----- Material provided -----
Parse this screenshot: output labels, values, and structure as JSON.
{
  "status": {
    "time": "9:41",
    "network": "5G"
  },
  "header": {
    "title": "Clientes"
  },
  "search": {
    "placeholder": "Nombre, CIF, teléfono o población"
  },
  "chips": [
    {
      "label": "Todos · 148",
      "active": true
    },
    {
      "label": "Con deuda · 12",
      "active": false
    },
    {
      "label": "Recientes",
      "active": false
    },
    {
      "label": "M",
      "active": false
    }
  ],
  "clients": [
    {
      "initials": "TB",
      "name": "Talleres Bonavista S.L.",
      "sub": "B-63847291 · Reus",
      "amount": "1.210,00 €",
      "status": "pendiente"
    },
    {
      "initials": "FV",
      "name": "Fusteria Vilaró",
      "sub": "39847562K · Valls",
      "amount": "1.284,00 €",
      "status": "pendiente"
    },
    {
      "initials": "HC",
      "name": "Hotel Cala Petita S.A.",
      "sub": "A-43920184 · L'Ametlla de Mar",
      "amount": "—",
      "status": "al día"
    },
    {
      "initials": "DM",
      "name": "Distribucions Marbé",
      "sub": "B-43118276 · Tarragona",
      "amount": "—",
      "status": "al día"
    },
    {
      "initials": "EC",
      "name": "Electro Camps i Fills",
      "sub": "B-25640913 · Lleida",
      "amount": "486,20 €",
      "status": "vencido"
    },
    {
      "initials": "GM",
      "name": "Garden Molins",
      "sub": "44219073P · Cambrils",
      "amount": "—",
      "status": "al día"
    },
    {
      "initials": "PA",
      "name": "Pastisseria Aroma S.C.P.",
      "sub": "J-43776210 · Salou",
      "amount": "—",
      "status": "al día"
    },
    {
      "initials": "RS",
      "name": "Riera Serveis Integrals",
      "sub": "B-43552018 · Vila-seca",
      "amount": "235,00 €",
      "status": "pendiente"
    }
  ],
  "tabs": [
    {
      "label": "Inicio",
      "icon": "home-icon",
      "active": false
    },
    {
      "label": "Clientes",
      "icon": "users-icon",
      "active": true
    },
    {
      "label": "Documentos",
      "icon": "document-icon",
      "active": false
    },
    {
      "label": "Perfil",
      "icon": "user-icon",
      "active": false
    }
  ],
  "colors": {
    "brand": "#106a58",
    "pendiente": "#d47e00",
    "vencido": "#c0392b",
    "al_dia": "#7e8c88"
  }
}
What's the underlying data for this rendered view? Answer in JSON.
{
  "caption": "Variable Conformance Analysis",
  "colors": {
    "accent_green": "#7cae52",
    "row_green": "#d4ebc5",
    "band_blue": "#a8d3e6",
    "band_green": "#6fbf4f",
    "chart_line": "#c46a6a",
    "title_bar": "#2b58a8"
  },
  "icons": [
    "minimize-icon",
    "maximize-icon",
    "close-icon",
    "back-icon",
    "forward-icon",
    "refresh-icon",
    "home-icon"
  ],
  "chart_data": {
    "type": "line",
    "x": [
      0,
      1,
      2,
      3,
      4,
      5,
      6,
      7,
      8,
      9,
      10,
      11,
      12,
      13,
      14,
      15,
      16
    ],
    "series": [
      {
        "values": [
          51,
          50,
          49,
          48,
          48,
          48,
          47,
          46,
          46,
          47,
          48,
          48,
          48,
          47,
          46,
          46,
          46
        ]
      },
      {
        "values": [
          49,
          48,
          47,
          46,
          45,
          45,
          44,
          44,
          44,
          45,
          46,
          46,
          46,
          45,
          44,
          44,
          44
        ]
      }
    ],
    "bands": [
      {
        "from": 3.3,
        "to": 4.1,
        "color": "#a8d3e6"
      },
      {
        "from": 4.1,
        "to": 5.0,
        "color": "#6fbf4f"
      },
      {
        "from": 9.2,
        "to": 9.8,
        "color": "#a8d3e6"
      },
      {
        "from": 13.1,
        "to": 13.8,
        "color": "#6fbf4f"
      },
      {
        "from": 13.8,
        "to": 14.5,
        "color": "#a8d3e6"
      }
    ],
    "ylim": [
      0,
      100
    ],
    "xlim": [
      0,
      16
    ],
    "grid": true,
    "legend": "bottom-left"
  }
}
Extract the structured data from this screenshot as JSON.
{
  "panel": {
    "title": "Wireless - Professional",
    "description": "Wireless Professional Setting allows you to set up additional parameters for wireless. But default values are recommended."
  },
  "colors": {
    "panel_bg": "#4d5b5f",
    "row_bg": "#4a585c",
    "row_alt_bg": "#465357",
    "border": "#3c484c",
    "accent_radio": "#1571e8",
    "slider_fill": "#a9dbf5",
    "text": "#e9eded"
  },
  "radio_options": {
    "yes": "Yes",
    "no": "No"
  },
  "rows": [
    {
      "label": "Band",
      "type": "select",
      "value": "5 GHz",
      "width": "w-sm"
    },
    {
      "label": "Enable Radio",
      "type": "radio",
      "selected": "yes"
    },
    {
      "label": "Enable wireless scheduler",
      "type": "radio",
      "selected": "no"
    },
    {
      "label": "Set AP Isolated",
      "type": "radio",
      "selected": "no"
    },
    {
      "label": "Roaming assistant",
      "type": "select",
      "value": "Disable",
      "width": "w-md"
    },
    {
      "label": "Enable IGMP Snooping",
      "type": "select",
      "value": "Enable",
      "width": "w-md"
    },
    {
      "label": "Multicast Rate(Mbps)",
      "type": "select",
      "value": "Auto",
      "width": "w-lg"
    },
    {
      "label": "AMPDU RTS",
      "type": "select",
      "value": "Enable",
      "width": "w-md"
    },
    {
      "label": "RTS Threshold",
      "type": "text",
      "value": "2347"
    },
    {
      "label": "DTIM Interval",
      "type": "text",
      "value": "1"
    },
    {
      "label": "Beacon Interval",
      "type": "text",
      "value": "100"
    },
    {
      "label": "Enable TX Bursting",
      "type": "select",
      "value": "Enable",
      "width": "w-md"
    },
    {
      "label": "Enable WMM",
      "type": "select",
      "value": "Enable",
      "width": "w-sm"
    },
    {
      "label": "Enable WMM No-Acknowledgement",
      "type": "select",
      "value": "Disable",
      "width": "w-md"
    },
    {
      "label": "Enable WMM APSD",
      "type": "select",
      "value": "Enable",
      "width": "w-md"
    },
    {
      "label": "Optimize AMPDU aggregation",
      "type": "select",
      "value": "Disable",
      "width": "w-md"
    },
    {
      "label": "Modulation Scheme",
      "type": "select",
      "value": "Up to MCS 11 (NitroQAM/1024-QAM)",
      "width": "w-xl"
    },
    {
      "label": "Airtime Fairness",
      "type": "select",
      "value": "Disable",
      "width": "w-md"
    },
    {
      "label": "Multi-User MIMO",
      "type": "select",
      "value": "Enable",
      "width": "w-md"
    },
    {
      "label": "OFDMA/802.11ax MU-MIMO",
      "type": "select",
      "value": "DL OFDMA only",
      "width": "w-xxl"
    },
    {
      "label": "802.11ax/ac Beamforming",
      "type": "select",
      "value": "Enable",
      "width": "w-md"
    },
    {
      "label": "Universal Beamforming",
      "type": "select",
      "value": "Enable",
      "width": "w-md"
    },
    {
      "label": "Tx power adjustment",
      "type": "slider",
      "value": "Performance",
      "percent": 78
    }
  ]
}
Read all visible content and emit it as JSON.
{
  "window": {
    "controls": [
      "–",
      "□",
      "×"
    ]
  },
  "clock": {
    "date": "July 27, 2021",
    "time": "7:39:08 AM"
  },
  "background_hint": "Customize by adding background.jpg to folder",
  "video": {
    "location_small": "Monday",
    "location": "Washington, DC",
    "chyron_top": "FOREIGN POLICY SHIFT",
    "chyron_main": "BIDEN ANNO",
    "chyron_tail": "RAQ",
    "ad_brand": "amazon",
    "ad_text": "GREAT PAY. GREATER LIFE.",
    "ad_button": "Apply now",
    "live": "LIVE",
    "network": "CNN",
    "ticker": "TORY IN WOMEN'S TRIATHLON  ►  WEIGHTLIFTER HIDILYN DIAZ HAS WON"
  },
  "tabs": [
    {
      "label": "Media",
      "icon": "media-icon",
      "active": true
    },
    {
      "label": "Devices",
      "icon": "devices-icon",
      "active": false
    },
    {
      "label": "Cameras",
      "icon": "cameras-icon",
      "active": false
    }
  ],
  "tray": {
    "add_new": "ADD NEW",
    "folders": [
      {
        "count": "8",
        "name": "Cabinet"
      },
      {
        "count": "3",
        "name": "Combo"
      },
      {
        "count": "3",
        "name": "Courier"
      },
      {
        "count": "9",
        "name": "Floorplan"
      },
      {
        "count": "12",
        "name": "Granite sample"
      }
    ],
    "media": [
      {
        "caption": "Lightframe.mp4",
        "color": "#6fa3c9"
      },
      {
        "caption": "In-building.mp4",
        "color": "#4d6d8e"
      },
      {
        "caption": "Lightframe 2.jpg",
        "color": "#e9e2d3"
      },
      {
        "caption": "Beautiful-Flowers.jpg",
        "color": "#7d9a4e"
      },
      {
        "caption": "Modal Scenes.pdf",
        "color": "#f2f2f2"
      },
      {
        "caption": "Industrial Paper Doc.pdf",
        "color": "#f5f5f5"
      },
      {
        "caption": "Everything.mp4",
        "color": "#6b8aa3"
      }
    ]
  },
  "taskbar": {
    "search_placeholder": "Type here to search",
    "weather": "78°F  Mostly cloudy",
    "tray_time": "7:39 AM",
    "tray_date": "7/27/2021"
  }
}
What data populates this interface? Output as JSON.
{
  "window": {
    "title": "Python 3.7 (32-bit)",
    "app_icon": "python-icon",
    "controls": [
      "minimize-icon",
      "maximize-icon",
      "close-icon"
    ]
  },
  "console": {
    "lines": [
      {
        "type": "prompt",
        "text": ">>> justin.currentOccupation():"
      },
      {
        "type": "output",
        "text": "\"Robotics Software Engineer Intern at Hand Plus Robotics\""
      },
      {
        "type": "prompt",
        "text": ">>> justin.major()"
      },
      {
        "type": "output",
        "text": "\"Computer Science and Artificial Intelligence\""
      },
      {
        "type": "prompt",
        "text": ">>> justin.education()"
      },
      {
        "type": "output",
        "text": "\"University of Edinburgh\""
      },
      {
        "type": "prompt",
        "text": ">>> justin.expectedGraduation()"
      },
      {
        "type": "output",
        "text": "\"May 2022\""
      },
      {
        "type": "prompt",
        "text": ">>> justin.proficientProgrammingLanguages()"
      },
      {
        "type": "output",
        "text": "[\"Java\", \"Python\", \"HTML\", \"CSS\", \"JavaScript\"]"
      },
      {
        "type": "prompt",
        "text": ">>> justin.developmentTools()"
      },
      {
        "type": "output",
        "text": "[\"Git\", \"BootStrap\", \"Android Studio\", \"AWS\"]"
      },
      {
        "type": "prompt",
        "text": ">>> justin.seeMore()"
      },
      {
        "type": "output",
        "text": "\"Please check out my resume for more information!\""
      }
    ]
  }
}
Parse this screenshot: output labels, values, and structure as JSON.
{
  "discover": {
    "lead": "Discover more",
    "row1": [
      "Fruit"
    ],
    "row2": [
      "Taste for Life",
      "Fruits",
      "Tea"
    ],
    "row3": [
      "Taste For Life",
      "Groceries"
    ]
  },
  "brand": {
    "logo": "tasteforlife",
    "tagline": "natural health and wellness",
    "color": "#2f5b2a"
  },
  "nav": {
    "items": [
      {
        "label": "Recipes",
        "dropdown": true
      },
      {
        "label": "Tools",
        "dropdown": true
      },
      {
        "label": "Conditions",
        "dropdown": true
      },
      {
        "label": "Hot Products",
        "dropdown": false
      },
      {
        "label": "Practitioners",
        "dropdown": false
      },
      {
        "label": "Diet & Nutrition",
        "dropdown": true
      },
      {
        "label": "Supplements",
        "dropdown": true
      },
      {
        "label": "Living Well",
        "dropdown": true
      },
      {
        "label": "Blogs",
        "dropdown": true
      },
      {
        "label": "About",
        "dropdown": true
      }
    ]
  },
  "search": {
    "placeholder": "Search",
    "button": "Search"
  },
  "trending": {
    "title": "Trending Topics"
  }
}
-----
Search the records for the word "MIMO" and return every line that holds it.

      "label": "Multi-User MIMO",
      "label": "OFDMA/802.11ax MU-MIMO",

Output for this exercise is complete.